of Civil Procedure by defendants, Thomas C. and Louise H. Medford.
The plaintiff, Lawrence M. Burnett, a minor, brought the principal action against the Medfords and one Robert C. Tome as joint venturers alleging negligence. The Medfords allege that Tome is not a joint venturer but rather an independent contractor and as such is solely responsible to the plaintiff.
The action arises out of an accident involving the plaintiff on the dairy farm owned by the Medfords. The injury occurred when the plaintiff, upon the invitation of an employee working on the farm, fell from a tractor and manure spreader upon which he was riding.
The Medfords own the buildings on the farm, the milking machinery on it, and the herd of dairy cattle as well as the farm land. They did not, however, oversee the every day operations of the farm. The co-defendant, Robert C. Tome, owned the other farm equipment used, and paid for half of the feed, veterinary bills, and seed. In addition, he ran the farm on a day to day basis. It was he that hired the employee who invited the plaintiff to ride on the farm equipment. Both Tome and the Medfords divided the gross proceeds from the sale of milk.
The Medfords make the present motion on the basis of depositions taken from Thomas C. Medford and Robert C. Tome.
In their respective depositions both defendants make statements relating to their parol agreement to run the farm. Since this is the only direct evidence of such an agreement, the Medfords contend that this court can rule as a matter of law that the requisite intent to create a joint venture was not present, and accordingly grant a summary judgment on their motion.
The well settled principles applicable to summary judgment proceedings are stated in Krieger v. Ownership Corporation, 270 F.2d 265 (3rd Circuit, 1959) p. 270:

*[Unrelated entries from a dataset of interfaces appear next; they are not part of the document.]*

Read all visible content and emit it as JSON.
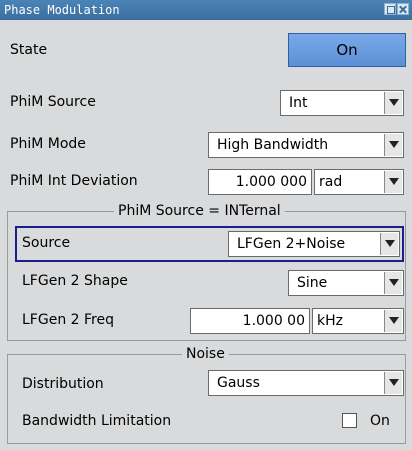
{
  "window": {
    "title": "Phase Modulation"
  },
  "state": {
    "label": "State",
    "value": "On"
  },
  "phim_source": {
    "label": "PhiM Source",
    "value": "Int"
  },
  "phim_mode": {
    "label": "PhiM Mode",
    "value": "High Bandwidth"
  },
  "phim_int_deviation": {
    "label": "PhiM Int Deviation",
    "value": "1.000 000",
    "unit": "rad"
  },
  "internal_panel": {
    "title": "PhiM Source = INTernal",
    "source": {
      "label": "Source",
      "value": "LFGen 2+Noise"
    },
    "lfgen2_shape": {
      "label": "LFGen 2 Shape",
      "value": "Sine"
    },
    "lfgen2_freq": {
      "label": "LFGen 2 Freq",
      "value": "1.000 00",
      "unit": "kHz"
    }
  },
  "noise_panel": {
    "title": "Noise",
    "distribution": {
      "label": "Distribution",
      "value": "Gauss"
    },
    "bandwidth_limitation": {
      "label": "Bandwidth Limitation",
      "checkbox_label": "On",
      "checked": false
    }
  }
}
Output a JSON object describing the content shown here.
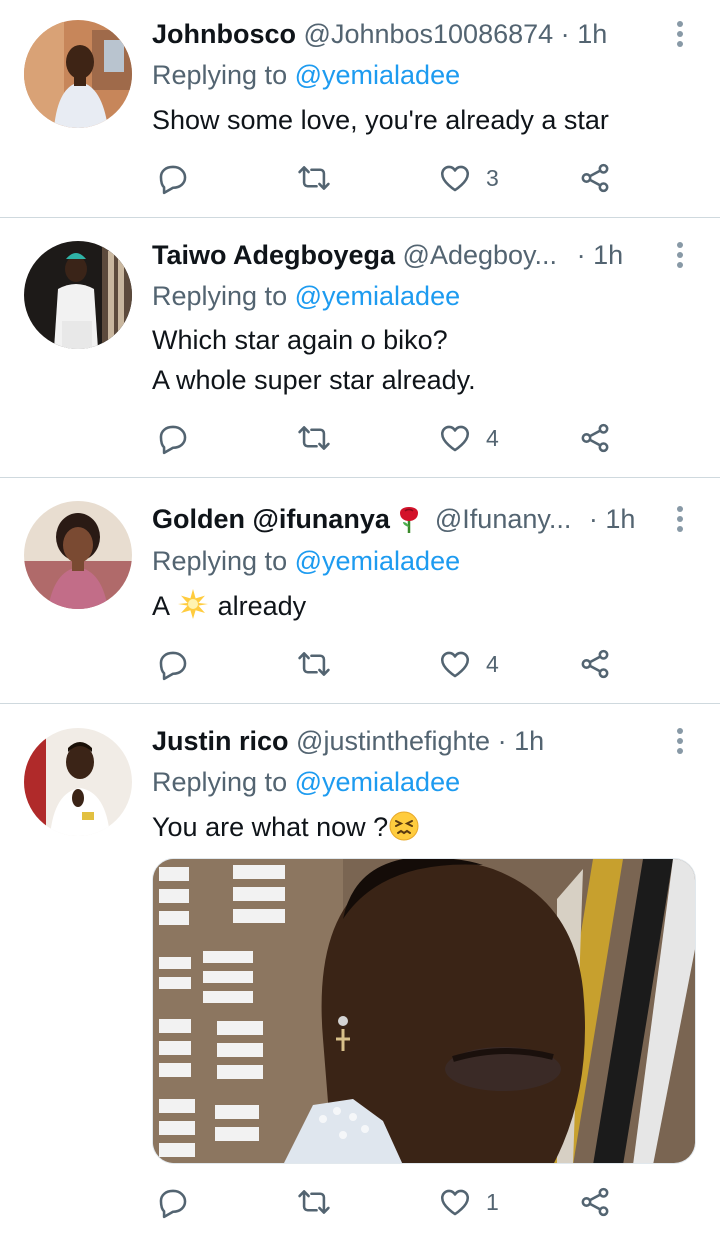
{
  "tweets": [
    {
      "name": "Johnbosco",
      "handle": "@Johnbos10086874",
      "dot": "·",
      "time": "1h",
      "replying_prefix": "Replying to",
      "replying_to": "@yemialadee",
      "lines": [
        "Show some love, you're already a star"
      ],
      "likes": "3",
      "avatar_icon": "avatar-johnbosco"
    },
    {
      "name": "Taiwo Adegboyega",
      "handle": "@Adegboy...",
      "dot": "·",
      "time": "1h",
      "replying_prefix": "Replying to",
      "replying_to": "@yemialadee",
      "lines": [
        "Which star again o biko?",
        "A whole super star already."
      ],
      "likes": "4",
      "avatar_icon": "avatar-taiwo"
    },
    {
      "name": "Golden @ifunanya",
      "name_emoji": "rose-emoji",
      "handle": "@Ifunany...",
      "dot": "·",
      "time": "1h",
      "replying_prefix": "Replying to",
      "replying_to": "@yemialadee",
      "text_before": "A",
      "text_emoji": "star-emoji",
      "text_after": "already",
      "likes": "4",
      "avatar_icon": "avatar-golden"
    },
    {
      "name": "Justin rico",
      "handle": "@justinthefighte",
      "dot": "·",
      "time": "1h",
      "replying_prefix": "Replying to",
      "replying_to": "@yemialadee",
      "text": "You are what now ?",
      "text_emoji": "persevering-face-emoji",
      "likes": "1",
      "avatar_icon": "avatar-justin",
      "media": "attached-photo"
    }
  ],
  "colors": {
    "accent": "#1d9bf0",
    "secondary_text": "#536471",
    "icon": "#536471",
    "divider": "#cfd9de"
  }
}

(One) "Summary judgment may be granted only if the pleadings, depositions, admissions on file and affidavits '* * * show that there is no genuine issue as to any material fact and that the moving party is entitled to a judgment as a matter of law'. Fed.R.Civ.P. 56(c).